“Okay, last time we had 1,000 to 1,500 registrations and that’s what we did. This time, I’m going to look at this really carefully. I’m going to say, I am doing the same sort of promotion, but I have this jazzy speaker who is well-known and I have a really catchy title. Therefore, I am going to say, that’s going to give me 10% more registrations.
“So I’m going to forecast 1,650 registrations from that. It’s as simple as that. Use your head. Think about what the baseline was or the similar programs that you have run before and then calculate how is this going to be different or the same. Then start laying out what your engagement is across those channels. Then you have to figure out what’s your conversion rates in order to predict the revenue. Here’s where it gets a little tricky.
“I am assuming most of our listeners are on Salesforce. So we all know the problematic conversion rate from MQL to opportunity. There are ways to do it, though it’s sort of manual, and a little wonky. You’ve to pull down all the records and figure out what became opportunities, but you can do it. I would just say there should be at least a couple of people on your team who know how to run that conversion rate.
“Therefore, you can track it really closely and understand what’s happening month after month. Then you take your response goals and understand what your qualification criteria is for an MQL and then look at your conversion rate to opportunity. Now the conversion rate through the funnel, once it becomes an opportunity is usually pretty standard. Your organization knows 3:10, 5:1, whatever it is. And then you can just apply that.

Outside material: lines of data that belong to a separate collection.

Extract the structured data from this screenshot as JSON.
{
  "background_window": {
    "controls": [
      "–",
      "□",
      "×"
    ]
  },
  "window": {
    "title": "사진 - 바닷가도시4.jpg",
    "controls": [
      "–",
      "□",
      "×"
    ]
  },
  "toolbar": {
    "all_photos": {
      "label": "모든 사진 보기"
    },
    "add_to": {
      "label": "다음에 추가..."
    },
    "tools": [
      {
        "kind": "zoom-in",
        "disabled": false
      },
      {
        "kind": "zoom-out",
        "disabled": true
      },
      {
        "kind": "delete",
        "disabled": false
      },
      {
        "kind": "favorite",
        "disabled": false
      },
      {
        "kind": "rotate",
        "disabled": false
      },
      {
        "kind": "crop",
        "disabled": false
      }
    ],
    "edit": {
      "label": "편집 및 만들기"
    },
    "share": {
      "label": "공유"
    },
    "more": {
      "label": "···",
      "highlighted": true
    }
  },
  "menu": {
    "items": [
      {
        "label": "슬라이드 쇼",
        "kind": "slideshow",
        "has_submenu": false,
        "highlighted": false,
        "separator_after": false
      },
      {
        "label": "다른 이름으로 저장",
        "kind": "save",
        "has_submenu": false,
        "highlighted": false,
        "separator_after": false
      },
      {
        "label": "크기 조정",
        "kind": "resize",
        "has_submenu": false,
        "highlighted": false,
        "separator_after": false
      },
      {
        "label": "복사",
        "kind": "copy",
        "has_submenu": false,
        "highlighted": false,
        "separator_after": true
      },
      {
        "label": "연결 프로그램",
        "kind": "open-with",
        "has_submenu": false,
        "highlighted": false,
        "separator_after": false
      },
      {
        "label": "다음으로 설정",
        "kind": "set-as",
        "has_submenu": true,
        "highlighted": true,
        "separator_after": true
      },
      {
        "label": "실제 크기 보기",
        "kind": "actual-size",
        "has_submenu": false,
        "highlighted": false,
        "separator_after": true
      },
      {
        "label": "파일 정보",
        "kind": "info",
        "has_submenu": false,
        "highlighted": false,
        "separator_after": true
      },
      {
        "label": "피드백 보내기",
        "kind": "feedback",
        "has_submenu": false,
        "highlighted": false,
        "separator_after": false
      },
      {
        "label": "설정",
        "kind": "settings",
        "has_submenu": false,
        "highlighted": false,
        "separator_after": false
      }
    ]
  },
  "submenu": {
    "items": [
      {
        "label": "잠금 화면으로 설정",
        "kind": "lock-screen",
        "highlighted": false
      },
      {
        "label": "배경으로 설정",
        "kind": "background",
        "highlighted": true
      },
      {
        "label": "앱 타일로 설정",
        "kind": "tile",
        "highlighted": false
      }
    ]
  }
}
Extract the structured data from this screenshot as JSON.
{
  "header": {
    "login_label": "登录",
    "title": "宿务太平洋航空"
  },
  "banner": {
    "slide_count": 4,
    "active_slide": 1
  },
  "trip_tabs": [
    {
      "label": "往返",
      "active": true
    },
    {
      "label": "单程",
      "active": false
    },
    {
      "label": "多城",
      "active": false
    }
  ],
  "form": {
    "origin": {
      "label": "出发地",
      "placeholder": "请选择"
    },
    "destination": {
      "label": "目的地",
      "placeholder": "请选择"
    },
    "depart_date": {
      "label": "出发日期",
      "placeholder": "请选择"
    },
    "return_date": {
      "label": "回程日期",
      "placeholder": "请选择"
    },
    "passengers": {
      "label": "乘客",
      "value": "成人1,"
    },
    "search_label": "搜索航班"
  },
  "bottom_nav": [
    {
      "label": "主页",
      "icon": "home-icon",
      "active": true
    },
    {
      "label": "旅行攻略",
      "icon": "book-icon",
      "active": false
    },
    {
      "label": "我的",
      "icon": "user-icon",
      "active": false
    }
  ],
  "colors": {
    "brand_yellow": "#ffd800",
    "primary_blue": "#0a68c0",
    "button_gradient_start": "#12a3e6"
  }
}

There you go! You have got a revenue forecast!”
For more expert interviews and advice, listen to the full Revenue Marketing Report episode at the top of the article or anywhere you podcast.